Raising the prospects for quantum levitation

April 18, 2012

More than half-a-century ago, the Dutch theoretical physicist Hendrik Casimir calculated that two mirrors placed facing each other in a vacuum would attract. The mysterious force arises from the energy of virtual particles flitting into and out of existence, as described by quantum theory. Now Norio Inui, a scientist from the University of Hyogo in Japan, has predicted that in certain circumstances a reversal in the direction of the so-called Casimir force would be enough to levitate an extremely thin plate. His calculations are published in the American Institute of Physics' (AIP) Journal of Applied Physics.

The Casimir force pushes identical plates together, but changes in the geometry and material properties of one of the plates can reverse the direction of the force. Inui calculated that a nanometer-thick plate made from a material called yttrium iron garnet (YIG) could hover half a micrometer above a gold plate. One key finding is that the repulsive force increases as the YIG plate gets thinner. This is convenient since the weight of the plate, and hence the magnitude of the force needed to levitate it, shrinks in tandem with the thickness. Right now the levitating plates exist solely in the theoretical realm.

As a next step, many key assumptions in the calculations will need to be experimentally tested. If the models stand up to further scrutiny, possible applications could include levitating the gyroscopes in micro-electro-mechanical systems (MEMS) and keeping the various components of nanomachines from sticking together.

Explore further: What do Racquel Welch and quantum physics have in common?

More information: "Quantum Levitation of a Thin Magnetodielectric Plate on a Metallic Plate Using the Repulsive Casimir Force" by Norio Inui et al. is published in Journal of Applied Physics. dx.doi.org/10.1063/1.3698619

Related Stories

What do Racquel Welch and quantum physics have in common?

June 30, 2006

The University of Leicester is leading a three-nation consortium in a ‘fantastic voyage’ to explore empty space - with potential benefits that have only been explored in the realms of science fiction. The study aims to ...

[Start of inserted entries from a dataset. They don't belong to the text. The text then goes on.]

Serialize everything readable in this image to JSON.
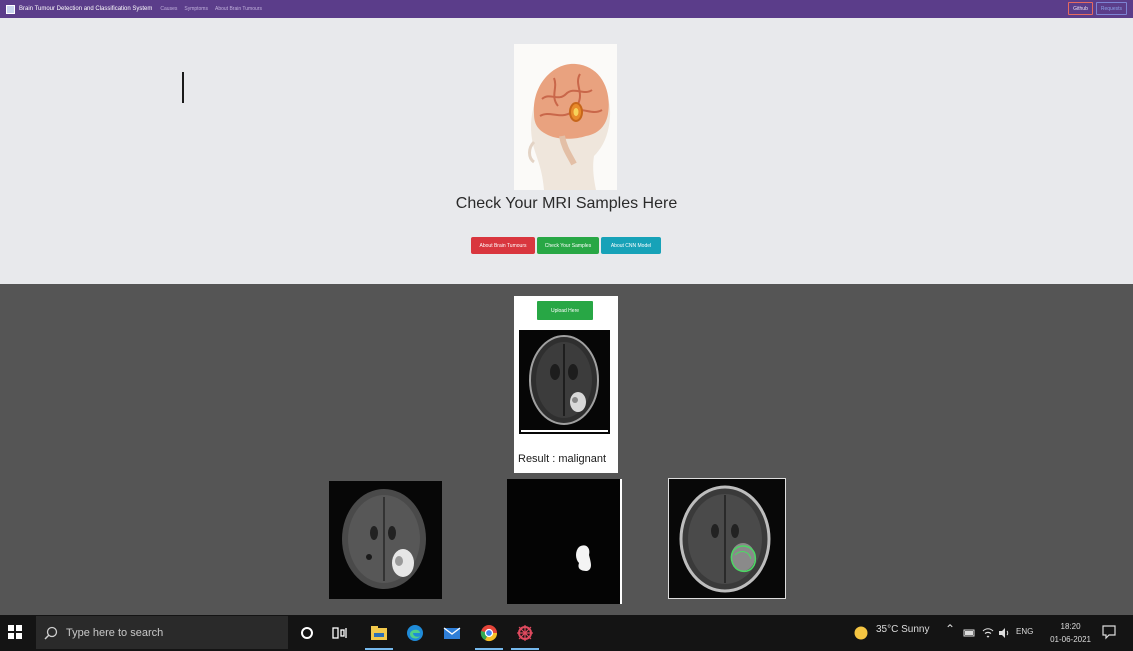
{
  "navbar": {
    "brand": "Brain Tumour Detection and Classification System",
    "links": [
      "Causes",
      "Symptoms",
      "About Brain Tumours"
    ],
    "right_buttons": [
      "Github",
      "Requests"
    ]
  },
  "hero": {
    "title": "Check Your MRI Samples Here",
    "buttons": [
      "About Brain Tumours",
      "Check Your Samples",
      "About CNN Model"
    ]
  },
  "upload": {
    "button_label": "Upload Here",
    "result_text": "Result : malignant"
  },
  "taskbar": {
    "search_placeholder": "Type here to search",
    "weather": "35°C  Sunny",
    "language": "ENG",
    "time": "18:20",
    "date": "01-06-2021"
  },
  "colors": {
    "navbar": "#5b3d8a",
    "hero_bg": "#e8e9ec",
    "dark_bg": "#555555",
    "danger": "#d9363e",
    "success": "#28a745",
    "info": "#17a2b8"
  },
  "icons": [
    "windows-start-icon",
    "search-icon",
    "cortana-icon",
    "task-view-icon",
    "file-explorer-icon",
    "edge-icon",
    "mail-icon",
    "chrome-icon",
    "app-icon",
    "weather-sun-icon",
    "notification-icon"
  ]
}
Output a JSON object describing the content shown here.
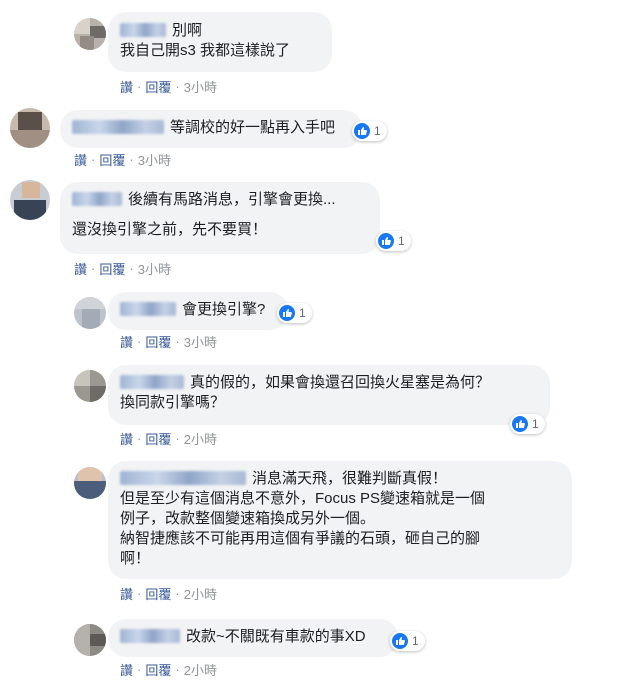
{
  "comments": [
    {
      "id": "c1",
      "lines": [
        "別啊",
        "我自己開s3 我都這樣說了"
      ],
      "reactions": null,
      "actions": {
        "like": "讚",
        "reply": "回覆",
        "time": "3小時"
      }
    },
    {
      "id": "c2",
      "lines": [
        "等調校的好一點再入手吧"
      ],
      "reactions": "1",
      "actions": {
        "like": "讚",
        "reply": "回覆",
        "time": "3小時"
      }
    },
    {
      "id": "c3",
      "lines": [
        "後續有馬路消息，引擎會更換...",
        "",
        "還沒換引擎之前，先不要買！"
      ],
      "reactions": "1",
      "actions": {
        "like": "讚",
        "reply": "回覆",
        "time": "3小時"
      }
    },
    {
      "id": "c4",
      "lines": [
        "會更換引擎?"
      ],
      "reactions": "1",
      "actions": {
        "like": "讚",
        "reply": "回覆",
        "time": "3小時"
      }
    },
    {
      "id": "c5",
      "lines": [
        "真的假的，如果會換還召回換火星塞是為何？",
        "換同款引擎嗎？"
      ],
      "reactions": "1",
      "actions": {
        "like": "讚",
        "reply": "回覆",
        "time": "2小時"
      }
    },
    {
      "id": "c6",
      "lines": [
        "消息滿天飛，很難判斷真假！",
        "但是至少有這個消息不意外，Focus PS變速箱就是一個",
        "例子，改款整個變速箱換成另外一個。",
        "納智捷應該不可能再用這個有爭議的石頭，砸自己的腳",
        "啊！"
      ],
      "reactions": null,
      "actions": {
        "like": "讚",
        "reply": "回覆",
        "time": "2小時"
      }
    },
    {
      "id": "c7",
      "lines": [
        "改款~不關既有車款的事XD"
      ],
      "reactions": "1",
      "actions": {
        "like": "讚",
        "reply": "回覆",
        "time": "2小時"
      }
    }
  ],
  "colors": {
    "bubble": "#f2f3f5",
    "link": "#385898",
    "meta": "#90949c",
    "like": "#1877f2"
  },
  "icons": {
    "reaction": "like-thumb-icon"
  }
}
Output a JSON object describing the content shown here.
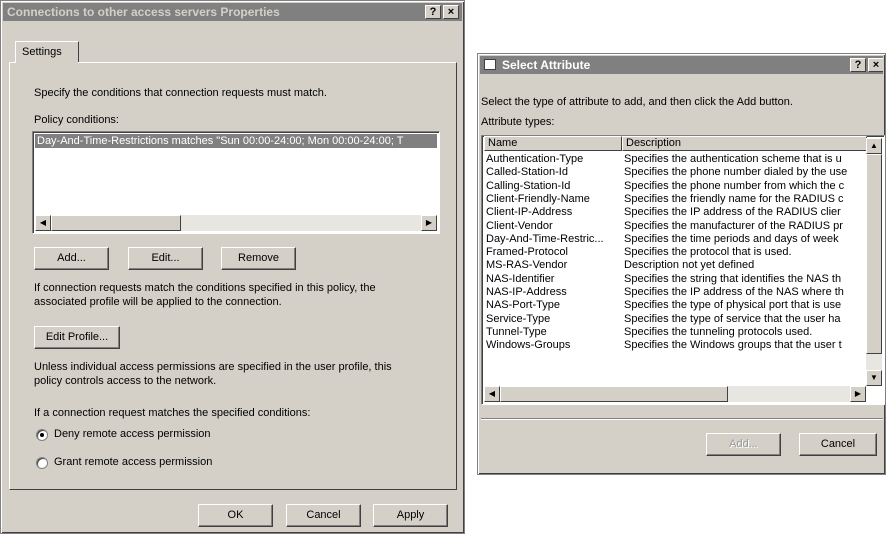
{
  "left_dialog": {
    "title": "Connections to other access servers Properties",
    "help_btn": "?",
    "close_btn": "×",
    "tab": "Settings",
    "intro": "Specify the conditions that connection requests must match.",
    "policy_label": "Policy conditions:",
    "condition": "Day-And-Time-Restrictions matches \"Sun 00:00-24:00; Mon 00:00-24:00; T",
    "add": "Add...",
    "edit": "Edit...",
    "remove": "Remove",
    "info1a": "If connection requests match the conditions specified in this policy, the",
    "info1b": "associated profile will be applied to the connection.",
    "edit_profile": "Edit Profile...",
    "info2a": "Unless individual access permissions are specified in the user profile, this",
    "info2b": "policy controls access to the network.",
    "if_match": "If a connection request matches the specified conditions:",
    "deny": "Deny remote access permission",
    "grant": "Grant remote access permission",
    "selected_option": "deny",
    "ok": "OK",
    "cancel": "Cancel",
    "apply": "Apply"
  },
  "right_dialog": {
    "title": "Select Attribute",
    "help_btn": "?",
    "close_btn": "×",
    "intro": "Select the type of attribute to add, and then click the Add button.",
    "types_label": "Attribute types:",
    "col_name": "Name",
    "col_desc": "Description",
    "rows": [
      {
        "name": "Authentication-Type",
        "desc": "Specifies the authentication scheme that is u"
      },
      {
        "name": "Called-Station-Id",
        "desc": "Specifies the phone number dialed by the use"
      },
      {
        "name": "Calling-Station-Id",
        "desc": "Specifies the phone number from which the c"
      },
      {
        "name": "Client-Friendly-Name",
        "desc": "Specifies the friendly name for the RADIUS c"
      },
      {
        "name": "Client-IP-Address",
        "desc": "Specifies the IP address of the RADIUS clier"
      },
      {
        "name": "Client-Vendor",
        "desc": "Specifies the manufacturer of the RADIUS pr"
      },
      {
        "name": "Day-And-Time-Restric...",
        "desc": "Specifies the time periods and days of week"
      },
      {
        "name": "Framed-Protocol",
        "desc": "Specifies the protocol that is used."
      },
      {
        "name": "MS-RAS-Vendor",
        "desc": "Description not yet defined"
      },
      {
        "name": "NAS-Identifier",
        "desc": "Specifies the string that identifies the NAS th"
      },
      {
        "name": "NAS-IP-Address",
        "desc": "Specifies the IP address of the NAS where th"
      },
      {
        "name": "NAS-Port-Type",
        "desc": "Specifies the type of physical port that is use"
      },
      {
        "name": "Service-Type",
        "desc": "Specifies the type of service that the user ha"
      },
      {
        "name": "Tunnel-Type",
        "desc": "Specifies the tunneling protocols used."
      },
      {
        "name": "Windows-Groups",
        "desc": "Specifies the Windows groups that the user t"
      }
    ],
    "add": "Add...",
    "cancel": "Cancel"
  }
}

Researchers see exotic force for first time

January 7, 2009

(PhysOrg.com) -- For the first time, researchers have measured a long-theorized force that operates at distances so tiny they’re measured in billionths of a meter, which may have important applications in nanotechnology ...

Metamaterials could reduce friction in nanomachines

December 7, 2009

(PhysOrg.com) -- Nanoscale machines expected to have wide application in industry, energy, medicine and other fields may someday operate far more efficiently thanks to important theoretical discoveries concerning the manipulation ...

Researchers create light from 'almost nothing'

June 6, 2011

(PhysOrg.com) -- A group of physicists working out of Chalmers University of Technology in Gothenburg, Sweden, have succeeded in proving what was until now, just theory; and that is, that visible photons could be produced ...

Recommended for you

New blow for 'supersymmetry' physics theory

July 27, 2015

In a new blow for the futuristic "supersymmetry" theory of the universe's basic anatomy, experts reported fresh evidence Monday of subatomic activity consistent with the mainstream Standard Model of particle physics.

Rogue wave theory to save ships

July 29, 2015

Physicists have found an explanation for rogue waves in the ocean and hope their theory will lead to devices to warn ships and save lives.

Researchers build bacteria's photosynthetic engine

July 29, 2015

Nearly all life on Earth depends on photosynthesis, the conversion of light energy into chemical energy. Oxygen-producing plants and cyanobacteria perfected this process 2.7 billion years ago. But the first photosynthetic ...

1 comment

Adjust slider to filter visible comments by rank

Display comments: newest first

Short bloke
not rated yet Apr 20, 2012
In both cases, the Coulomb force (unlike attracting and opposite repelling) is able to operate over the close distance and low mass of the thin sheet against the gravitation force.

Please sign in to add a comment. Registration is free, and takes less than a minute. Read more

Click here to reset your password.
Sign in to get notified via email when new comments are made.